The reality faced by women who are primary wage earners in their household depends upon which of the two circumstances they are facing. A recent study by Pew Research reveals that some are among the 5.1 million (37%) who are married mothers with higher incomes than their husbands, while 8.6 million (63%) others are single parents earning substantially less than their married peers. While a significant dividing line between the two groups exists, there are a range of life experiences that impacts the financial health of each.
The NFCC and The Ohio State University (OSU) worked together to survey participants of the NFCC Sharpen Your Financial Focus (Sharpen) program. Data from this program identified 52% of participating breadwinner moms as being single and 32% identified as being divorced.

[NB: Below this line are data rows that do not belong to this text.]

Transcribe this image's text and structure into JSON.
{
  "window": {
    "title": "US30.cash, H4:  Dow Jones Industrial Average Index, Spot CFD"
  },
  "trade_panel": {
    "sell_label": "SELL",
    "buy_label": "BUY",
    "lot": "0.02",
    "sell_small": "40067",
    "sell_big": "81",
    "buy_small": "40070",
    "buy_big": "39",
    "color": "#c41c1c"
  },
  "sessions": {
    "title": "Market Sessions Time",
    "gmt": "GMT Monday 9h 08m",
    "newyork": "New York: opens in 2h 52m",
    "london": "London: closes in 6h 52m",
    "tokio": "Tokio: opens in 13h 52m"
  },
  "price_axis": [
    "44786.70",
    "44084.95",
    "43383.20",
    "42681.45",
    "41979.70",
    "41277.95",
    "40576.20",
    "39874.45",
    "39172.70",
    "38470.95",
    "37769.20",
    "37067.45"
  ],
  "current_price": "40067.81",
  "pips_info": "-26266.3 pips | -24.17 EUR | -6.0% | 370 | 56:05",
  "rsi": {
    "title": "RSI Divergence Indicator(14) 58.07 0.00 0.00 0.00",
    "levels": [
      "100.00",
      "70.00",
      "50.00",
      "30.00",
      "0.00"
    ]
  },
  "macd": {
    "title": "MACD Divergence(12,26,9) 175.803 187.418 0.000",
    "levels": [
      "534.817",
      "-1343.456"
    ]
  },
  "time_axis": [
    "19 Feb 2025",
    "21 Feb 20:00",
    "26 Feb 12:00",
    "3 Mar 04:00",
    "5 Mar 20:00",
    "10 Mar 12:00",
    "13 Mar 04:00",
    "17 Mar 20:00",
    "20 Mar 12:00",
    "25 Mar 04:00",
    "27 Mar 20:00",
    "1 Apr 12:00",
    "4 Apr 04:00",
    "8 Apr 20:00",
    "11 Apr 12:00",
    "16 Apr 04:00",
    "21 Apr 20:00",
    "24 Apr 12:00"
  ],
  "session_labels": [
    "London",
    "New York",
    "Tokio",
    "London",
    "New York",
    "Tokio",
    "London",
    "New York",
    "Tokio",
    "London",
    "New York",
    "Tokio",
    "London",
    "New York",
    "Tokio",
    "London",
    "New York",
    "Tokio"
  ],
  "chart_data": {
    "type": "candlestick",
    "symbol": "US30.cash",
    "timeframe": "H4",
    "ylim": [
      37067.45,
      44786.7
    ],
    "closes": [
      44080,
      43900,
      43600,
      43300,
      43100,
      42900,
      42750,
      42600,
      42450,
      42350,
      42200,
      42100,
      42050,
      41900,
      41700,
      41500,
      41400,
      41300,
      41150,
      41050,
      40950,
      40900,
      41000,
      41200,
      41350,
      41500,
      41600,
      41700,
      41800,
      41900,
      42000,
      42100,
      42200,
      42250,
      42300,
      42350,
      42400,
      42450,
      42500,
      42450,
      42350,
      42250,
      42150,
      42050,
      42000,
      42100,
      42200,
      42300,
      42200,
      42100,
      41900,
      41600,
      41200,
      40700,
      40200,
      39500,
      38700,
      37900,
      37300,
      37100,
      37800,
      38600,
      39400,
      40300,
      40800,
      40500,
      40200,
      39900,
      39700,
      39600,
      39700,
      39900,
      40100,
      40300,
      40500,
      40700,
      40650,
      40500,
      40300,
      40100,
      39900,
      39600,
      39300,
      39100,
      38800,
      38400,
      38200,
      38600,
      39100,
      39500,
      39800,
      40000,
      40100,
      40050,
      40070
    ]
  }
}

“Working women who support the needs of their families are faced with difficult financial choices every day”, said Susan C. Keating, president and CEO of the NFCC. “We are proud to offer support that helps them provide a more stable financial future for themselves and their families.”
Some of the most significant financial challenges include:
Reduced Income – Managing a household budget is difficult enough for anyone with a stable income, but sudden decreases can cause a damaging ripple effect in a family’s finances. The OSU data revealed that 29% of breadwinner moms participating in the Sharpen program were affected by unemployment or underemployment. Nearly as many (22%) suffered negative financial consequences resulting from domestic conflict, including separation and divorce.
Increased Expense – Medical costs and increases in the family size are among the top challenges faced in this category. Personal savings is one way to offset the pain of unanticipated increases, but for the majority of single mothers it is often impossible to maintain savings growth on a shoestring budget. The Pew survey revealed that the median household incomes of divorced or single mothers was $57,000 less than their married counterparts who earned more than their husbands.
Bad Credit – Low credit scores and high levels of credit card debt can pose seemingly insurmountable financial obstacles for women seeking a balance between work and family. Sharpen results showed that revolving debt levels decreased by nearly half (49.5%) from pre-counseling to fourth quarter for wage-earning mothers in the program.
Counseling and education have proven to be significant change factors for breadwinner mothers who are facing tough financial choices. NFCC member agencies are able to provide financial counseling in-person, by phone, or online. To reach a certified financial counselor today, consumers can call (877) 402-6322 or visit http://www.nfccdebtrelief.org/moms.
Bruce McClary is Vice President of Public Relations & External Affairs with the National Foundation for Credit Counseling.
Views expressed are the personal views of the author, and do not represent the views of the National Foundation for Credit Counseling, its employees, its members, or its clients.